# [EXERCISE DESCRIPTION]
Keep the wording of the records intact as you retype them, and omit every image.

# [DATA PROVIDED]
══════════
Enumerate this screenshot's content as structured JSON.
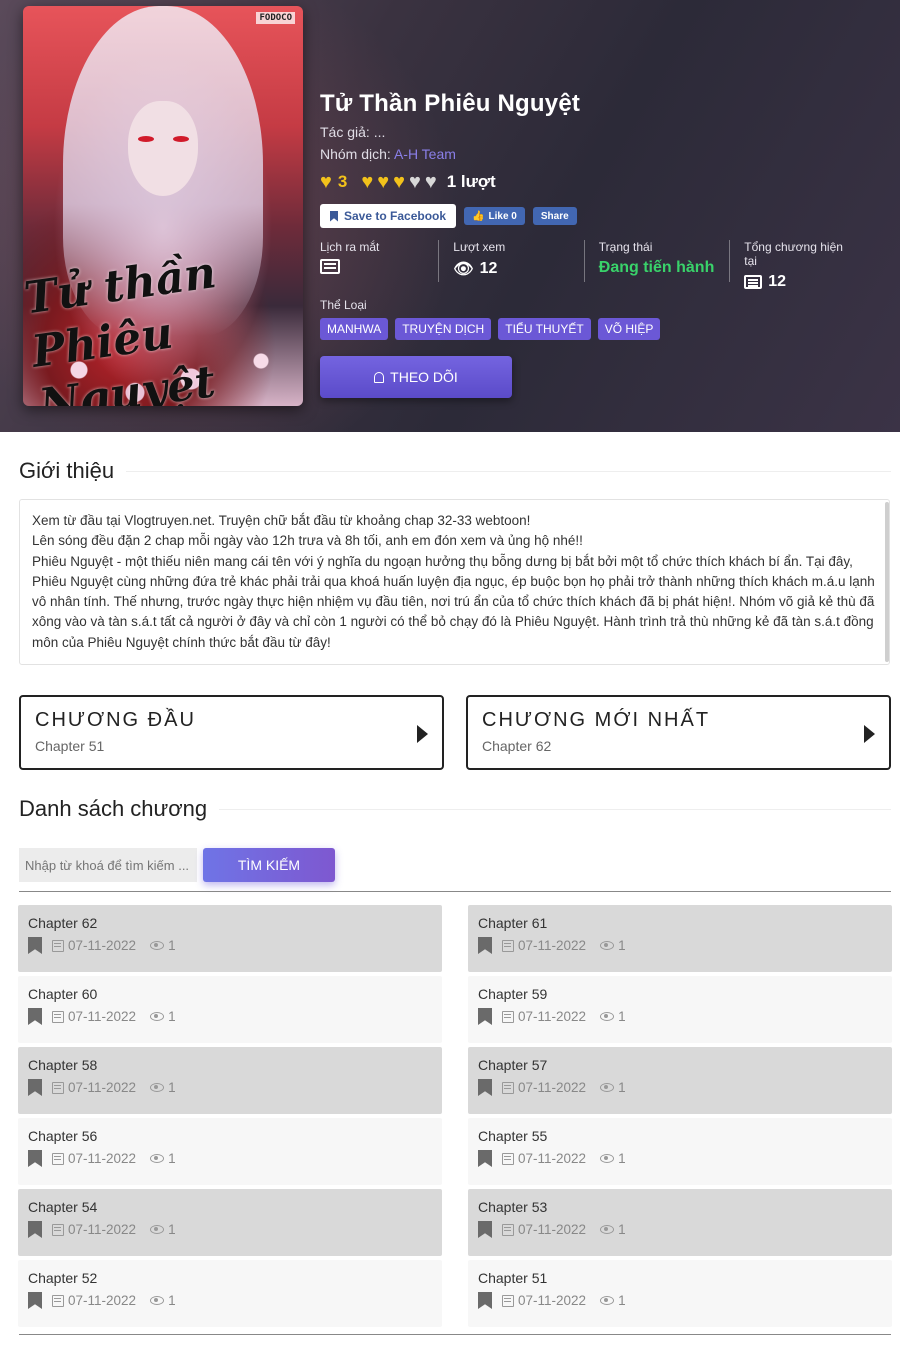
{
  "manga": {
    "title": "Tử Thần Phiêu Nguyệt",
    "author_label": "Tác giả: ...",
    "translator_label": "Nhóm dịch:",
    "translator_name": "A-H Team",
    "rating_value": "3",
    "hearts_filled": 3,
    "hearts_total": 5,
    "votes": "1 lượt",
    "cover_logo": "FODOCO",
    "cover_title_art": "Tử thần Phiêu Nguyệt"
  },
  "social": {
    "save_fb": "Save to Facebook",
    "like": "Like 0",
    "share": "Share"
  },
  "stats": {
    "release_label": "Lịch ra mắt",
    "views_label": "Lượt xem",
    "views_value": "12",
    "status_label": "Trạng thái",
    "status_value": "Đang tiến hành",
    "chapters_label": "Tổng chương hiện tại",
    "chapters_value": "12"
  },
  "genres_label": "Thể Loại",
  "genres": [
    "MANHWA",
    "TRUYỆN DỊCH",
    "TIỂU THUYẾT",
    "VÕ HIỆP"
  ],
  "follow_label": "THEO DÕI",
  "intro": {
    "heading": "Giới thiệu",
    "lines": [
      "Xem từ đầu tại Vlogtruyen.net. Truyện chữ bắt đầu từ khoảng chap 32-33 webtoon!",
      "Lên sóng đều đặn 2 chap mỗi ngày vào 12h trưa và 8h tối, anh em đón xem và ủng hộ nhé!!",
      "Phiêu Nguyệt - một thiếu niên mang cái tên với ý nghĩa du ngoạn hưởng thụ bỗng dưng bị bắt bởi một tổ chức thích khách bí ẩn. Tại đây, Phiêu Nguyệt cùng những đứa trẻ khác phải trải qua khoá huấn luyện địa ngục, ép buộc bọn họ phải trở thành những thích khách m.á.u lạnh vô nhân tính. Thế nhưng, trước ngày thực hiện nhiệm vụ đầu tiên, nơi trú ẩn của tổ chức thích khách đã bị phát hiện!. Nhóm võ giả kẻ thù đã xông vào và tàn s.á.t tất cả người ở đây và chỉ còn 1 người có thể bỏ chạy đó là Phiêu Nguyệt. Hành trình trả thù những kẻ đã tàn s.á.t đồng môn của Phiêu Nguyệt chính thức bắt đầu từ đây!"
    ]
  },
  "first_chapter": {
    "label": "CHƯƠNG ĐẦU",
    "chapter": "Chapter 51"
  },
  "latest_chapter": {
    "label": "CHƯƠNG MỚI NHẤT",
    "chapter": "Chapter 62"
  },
  "chapter_list": {
    "heading": "Danh sách chương",
    "search_placeholder": "Nhập từ khoá để tìm kiếm ...",
    "search_button": "TÌM KIẾM",
    "items": [
      {
        "name": "Chapter 62",
        "date": "07-11-2022",
        "views": "1"
      },
      {
        "name": "Chapter 61",
        "date": "07-11-2022",
        "views": "1"
      },
      {
        "name": "Chapter 60",
        "date": "07-11-2022",
        "views": "1"
      },
      {
        "name": "Chapter 59",
        "date": "07-11-2022",
        "views": "1"
      },
      {
        "name": "Chapter 58",
        "date": "07-11-2022",
        "views": "1"
      },
      {
        "name": "Chapter 57",
        "date": "07-11-2022",
        "views": "1"
      },
      {
        "name": "Chapter 56",
        "date": "07-11-2022",
        "views": "1"
      },
      {
        "name": "Chapter 55",
        "date": "07-11-2022",
        "views": "1"
      },
      {
        "name": "Chapter 54",
        "date": "07-11-2022",
        "views": "1"
      },
      {
        "name": "Chapter 53",
        "date": "07-11-2022",
        "views": "1"
      },
      {
        "name": "Chapter 52",
        "date": "07-11-2022",
        "views": "1"
      },
      {
        "name": "Chapter 51",
        "date": "07-11-2022",
        "views": "1"
      }
    ]
  },
  "colors": {
    "accent": "#6b58d6",
    "heart_on": "#f2c21b",
    "heart_off": "#d8d8d8",
    "status_green": "#39d26a",
    "row_dark": "#d9d9d9",
    "row_light": "#f7f7f7"
  },
  "icons": {
    "heart": "heart-icon",
    "bookmark": "bookmark-icon",
    "calendar": "calendar-icon",
    "eye": "eye-icon",
    "bell": "bell-icon",
    "list": "list-icon"
  }
}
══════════
# [ANSWER TO THIS EXERCISE]
Enumerate this screenshot's content as structured JSON.
{
  "manga": {
    "title": "Tử Thần Phiêu Nguyệt",
    "author_label": "Tác giả: ...",
    "translator_label": "Nhóm dịch:",
    "translator_name": "A-H Team",
    "rating_value": "3",
    "hearts_filled": 3,
    "hearts_total": 5,
    "votes": "1 lượt",
    "cover_logo": "FODOCO",
    "cover_title_art": "Tử thần Phiêu Nguyệt"
  },
  "social": {
    "save_fb": "Save to Facebook",
    "like": "Like 0",
    "share": "Share"
  },
  "stats": {
    "release_label": "Lịch ra mắt",
    "views_label": "Lượt xem",
    "views_value": "12",
    "status_label": "Trạng thái",
    "status_value": "Đang tiến hành",
    "chapters_label": "Tổng chương hiện tại",
    "chapters_value": "12"
  },
  "genres_label": "Thể Loại",
  "genres": [
    "MANHWA",
    "TRUYỆN DỊCH",
    "TIỂU THUYẾT",
    "VÕ HIỆP"
  ],
  "follow_label": "THEO DÕI",
  "intro": {
    "heading": "Giới thiệu",
    "lines": [
      "Xem từ đầu tại Vlogtruyen.net. Truyện chữ bắt đầu từ khoảng chap 32-33 webtoon!",
      "Lên sóng đều đặn 2 chap mỗi ngày vào 12h trưa và 8h tối, anh em đón xem và ủng hộ nhé!!",
      "Phiêu Nguyệt - một thiếu niên mang cái tên với ý nghĩa du ngoạn hưởng thụ bỗng dưng bị bắt bởi một tổ chức thích khách bí ẩn. Tại đây, Phiêu Nguyệt cùng những đứa trẻ khác phải trải qua khoá huấn luyện địa ngục, ép buộc bọn họ phải trở thành những thích khách m.á.u lạnh vô nhân tính. Thế nhưng, trước ngày thực hiện nhiệm vụ đầu tiên, nơi trú ẩn của tổ chức thích khách đã bị phát hiện!. Nhóm võ giả kẻ thù đã xông vào và tàn s.á.t tất cả người ở đây và chỉ còn 1 người có thể bỏ chạy đó là Phiêu Nguyệt. Hành trình trả thù những kẻ đã tàn s.á.t đồng môn của Phiêu Nguyệt chính thức bắt đầu từ đây!"
    ]
  },
  "first_chapter": {
    "label": "CHƯƠNG ĐẦU",
    "chapter": "Chapter 51"
  },
  "latest_chapter": {
    "label": "CHƯƠNG MỚI NHẤT",
    "chapter": "Chapter 62"
  },
  "chapter_list": {
    "heading": "Danh sách chương",
    "search_placeholder": "Nhập từ khoá để tìm kiếm ...",
    "search_button": "TÌM KIẾM",
    "items": [
      {
        "name": "Chapter 62",
        "date": "07-11-2022",
        "views": "1"
      },
      {
        "name": "Chapter 61",
        "date": "07-11-2022",
        "views": "1"
      },
      {
        "name": "Chapter 60",
        "date": "07-11-2022",
        "views": "1"
      },
      {
        "name": "Chapter 59",
        "date": "07-11-2022",
        "views": "1"
      },
      {
        "name": "Chapter 58",
        "date": "07-11-2022",
        "views": "1"
      },
      {
        "name": "Chapter 57",
        "date": "07-11-2022",
        "views": "1"
      },
      {
        "name": "Chapter 56",
        "date": "07-11-2022",
        "views": "1"
      },
      {
        "name": "Chapter 55",
        "date": "07-11-2022",
        "views": "1"
      },
      {
        "name": "Chapter 54",
        "date": "07-11-2022",
        "views": "1"
      },
      {
        "name": "Chapter 53",
        "date": "07-11-2022",
        "views": "1"
      },
      {
        "name": "Chapter 52",
        "date": "07-11-2022",
        "views": "1"
      },
      {
        "name": "Chapter 51",
        "date": "07-11-2022",
        "views": "1"
      }
    ]
  },
  "colors": {
    "accent": "#6b58d6",
    "heart_on": "#f2c21b",
    "heart_off": "#d8d8d8",
    "status_green": "#39d26a",
    "row_dark": "#d9d9d9",
    "row_light": "#f7f7f7"
  },
  "icons": {
    "heart": "heart-icon",
    "bookmark": "bookmark-icon",
    "calendar": "calendar-icon",
    "eye": "eye-icon",
    "bell": "bell-icon",
    "list": "list-icon"
  }
}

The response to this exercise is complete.